==== EXERCISE DATA ====

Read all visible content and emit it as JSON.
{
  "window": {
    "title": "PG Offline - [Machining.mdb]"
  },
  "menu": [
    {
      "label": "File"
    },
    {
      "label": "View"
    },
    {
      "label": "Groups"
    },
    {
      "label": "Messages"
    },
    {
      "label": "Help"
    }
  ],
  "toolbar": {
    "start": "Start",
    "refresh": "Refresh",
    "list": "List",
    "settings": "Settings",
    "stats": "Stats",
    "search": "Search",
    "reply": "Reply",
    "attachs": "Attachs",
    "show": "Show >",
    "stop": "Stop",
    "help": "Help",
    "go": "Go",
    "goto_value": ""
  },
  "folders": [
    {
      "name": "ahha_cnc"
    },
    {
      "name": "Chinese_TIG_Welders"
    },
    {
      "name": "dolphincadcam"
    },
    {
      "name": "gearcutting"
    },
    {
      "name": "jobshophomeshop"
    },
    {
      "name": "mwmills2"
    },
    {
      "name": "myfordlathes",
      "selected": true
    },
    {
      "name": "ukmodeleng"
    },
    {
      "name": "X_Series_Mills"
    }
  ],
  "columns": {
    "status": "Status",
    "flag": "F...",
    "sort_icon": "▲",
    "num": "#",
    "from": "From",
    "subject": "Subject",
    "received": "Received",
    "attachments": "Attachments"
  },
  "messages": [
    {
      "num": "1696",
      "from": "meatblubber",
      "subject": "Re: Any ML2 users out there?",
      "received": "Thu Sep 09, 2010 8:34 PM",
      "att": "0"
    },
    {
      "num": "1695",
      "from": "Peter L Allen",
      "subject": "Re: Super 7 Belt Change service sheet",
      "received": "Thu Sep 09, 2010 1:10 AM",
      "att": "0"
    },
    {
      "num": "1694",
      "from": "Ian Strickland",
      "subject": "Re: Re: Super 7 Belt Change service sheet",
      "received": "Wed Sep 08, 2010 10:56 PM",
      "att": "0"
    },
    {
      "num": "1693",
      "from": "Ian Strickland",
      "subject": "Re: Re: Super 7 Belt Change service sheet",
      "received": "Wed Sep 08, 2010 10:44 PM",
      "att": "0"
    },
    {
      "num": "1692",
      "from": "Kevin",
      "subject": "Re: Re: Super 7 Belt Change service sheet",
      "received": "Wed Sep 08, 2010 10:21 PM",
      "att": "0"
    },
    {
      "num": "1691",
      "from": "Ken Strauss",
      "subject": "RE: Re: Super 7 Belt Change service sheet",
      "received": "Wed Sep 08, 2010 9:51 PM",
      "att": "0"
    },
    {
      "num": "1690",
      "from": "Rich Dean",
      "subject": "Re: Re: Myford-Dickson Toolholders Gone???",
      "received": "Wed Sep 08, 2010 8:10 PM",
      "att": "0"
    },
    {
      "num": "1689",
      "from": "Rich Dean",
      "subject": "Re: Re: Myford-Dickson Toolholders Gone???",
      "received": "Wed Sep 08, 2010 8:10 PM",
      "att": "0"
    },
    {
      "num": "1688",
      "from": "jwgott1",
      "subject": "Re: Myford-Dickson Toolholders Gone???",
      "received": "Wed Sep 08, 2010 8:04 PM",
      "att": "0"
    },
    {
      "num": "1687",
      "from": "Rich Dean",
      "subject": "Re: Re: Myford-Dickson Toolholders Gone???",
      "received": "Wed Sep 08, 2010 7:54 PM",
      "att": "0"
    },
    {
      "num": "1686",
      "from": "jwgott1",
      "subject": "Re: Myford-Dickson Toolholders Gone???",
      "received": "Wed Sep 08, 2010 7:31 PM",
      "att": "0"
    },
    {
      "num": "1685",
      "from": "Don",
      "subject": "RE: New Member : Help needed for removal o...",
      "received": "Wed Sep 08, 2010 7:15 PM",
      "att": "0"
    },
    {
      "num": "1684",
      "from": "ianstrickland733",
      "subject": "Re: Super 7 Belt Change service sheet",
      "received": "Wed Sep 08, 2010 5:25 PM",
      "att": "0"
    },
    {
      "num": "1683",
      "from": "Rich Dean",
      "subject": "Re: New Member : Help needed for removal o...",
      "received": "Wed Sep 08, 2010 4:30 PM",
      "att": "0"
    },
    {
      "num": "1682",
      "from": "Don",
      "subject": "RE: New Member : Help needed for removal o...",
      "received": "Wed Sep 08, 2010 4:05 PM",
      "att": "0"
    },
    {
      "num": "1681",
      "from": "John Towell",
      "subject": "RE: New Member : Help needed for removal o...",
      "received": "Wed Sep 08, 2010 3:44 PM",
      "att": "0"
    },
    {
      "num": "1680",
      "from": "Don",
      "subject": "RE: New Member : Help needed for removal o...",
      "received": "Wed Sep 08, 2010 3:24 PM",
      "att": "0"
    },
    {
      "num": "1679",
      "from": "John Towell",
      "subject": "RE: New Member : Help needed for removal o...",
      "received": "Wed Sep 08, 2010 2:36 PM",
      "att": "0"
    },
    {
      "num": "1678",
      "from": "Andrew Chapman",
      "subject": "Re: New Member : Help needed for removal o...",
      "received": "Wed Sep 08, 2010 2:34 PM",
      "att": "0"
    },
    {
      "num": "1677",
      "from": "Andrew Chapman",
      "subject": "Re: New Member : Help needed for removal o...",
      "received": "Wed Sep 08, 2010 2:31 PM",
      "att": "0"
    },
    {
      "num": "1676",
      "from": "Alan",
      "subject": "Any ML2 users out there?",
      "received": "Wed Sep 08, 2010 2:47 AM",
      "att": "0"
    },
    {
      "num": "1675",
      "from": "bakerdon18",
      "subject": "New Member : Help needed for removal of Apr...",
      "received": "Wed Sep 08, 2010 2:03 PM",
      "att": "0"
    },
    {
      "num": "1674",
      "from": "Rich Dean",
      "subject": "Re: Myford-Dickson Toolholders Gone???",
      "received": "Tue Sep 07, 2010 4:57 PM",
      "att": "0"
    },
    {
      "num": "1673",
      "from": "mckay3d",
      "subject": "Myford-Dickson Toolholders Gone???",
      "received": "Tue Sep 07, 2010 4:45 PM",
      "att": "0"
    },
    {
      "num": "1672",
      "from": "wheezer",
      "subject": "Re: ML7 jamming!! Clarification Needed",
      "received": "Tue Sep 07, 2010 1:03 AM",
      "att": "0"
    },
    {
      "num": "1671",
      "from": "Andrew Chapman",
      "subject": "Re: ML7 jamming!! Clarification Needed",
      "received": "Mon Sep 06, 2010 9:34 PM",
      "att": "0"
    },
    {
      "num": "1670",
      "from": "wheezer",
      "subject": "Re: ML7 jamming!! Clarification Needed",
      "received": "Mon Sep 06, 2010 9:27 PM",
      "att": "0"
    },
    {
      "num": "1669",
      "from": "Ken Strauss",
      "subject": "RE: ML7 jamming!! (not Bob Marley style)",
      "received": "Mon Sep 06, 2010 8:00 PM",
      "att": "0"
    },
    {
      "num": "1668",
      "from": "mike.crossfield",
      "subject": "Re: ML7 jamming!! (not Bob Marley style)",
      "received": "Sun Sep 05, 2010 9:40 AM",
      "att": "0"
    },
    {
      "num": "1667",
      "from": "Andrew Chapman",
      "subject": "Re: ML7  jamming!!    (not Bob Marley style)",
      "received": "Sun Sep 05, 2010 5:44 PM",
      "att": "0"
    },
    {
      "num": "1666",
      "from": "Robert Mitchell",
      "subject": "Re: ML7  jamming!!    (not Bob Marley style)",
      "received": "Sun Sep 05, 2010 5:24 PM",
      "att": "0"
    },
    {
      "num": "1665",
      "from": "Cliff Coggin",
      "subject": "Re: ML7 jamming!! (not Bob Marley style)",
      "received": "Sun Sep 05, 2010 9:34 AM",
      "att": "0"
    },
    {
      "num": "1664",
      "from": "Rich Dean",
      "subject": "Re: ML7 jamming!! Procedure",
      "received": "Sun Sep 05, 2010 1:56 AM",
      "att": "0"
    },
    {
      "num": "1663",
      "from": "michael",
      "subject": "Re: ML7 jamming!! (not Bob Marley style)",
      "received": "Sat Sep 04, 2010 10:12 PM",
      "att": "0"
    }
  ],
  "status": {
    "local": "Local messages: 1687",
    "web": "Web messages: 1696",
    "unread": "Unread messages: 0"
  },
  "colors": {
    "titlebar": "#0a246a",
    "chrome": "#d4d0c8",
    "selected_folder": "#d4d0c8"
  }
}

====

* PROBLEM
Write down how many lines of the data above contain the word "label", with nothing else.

* SOLUTION BELOW
5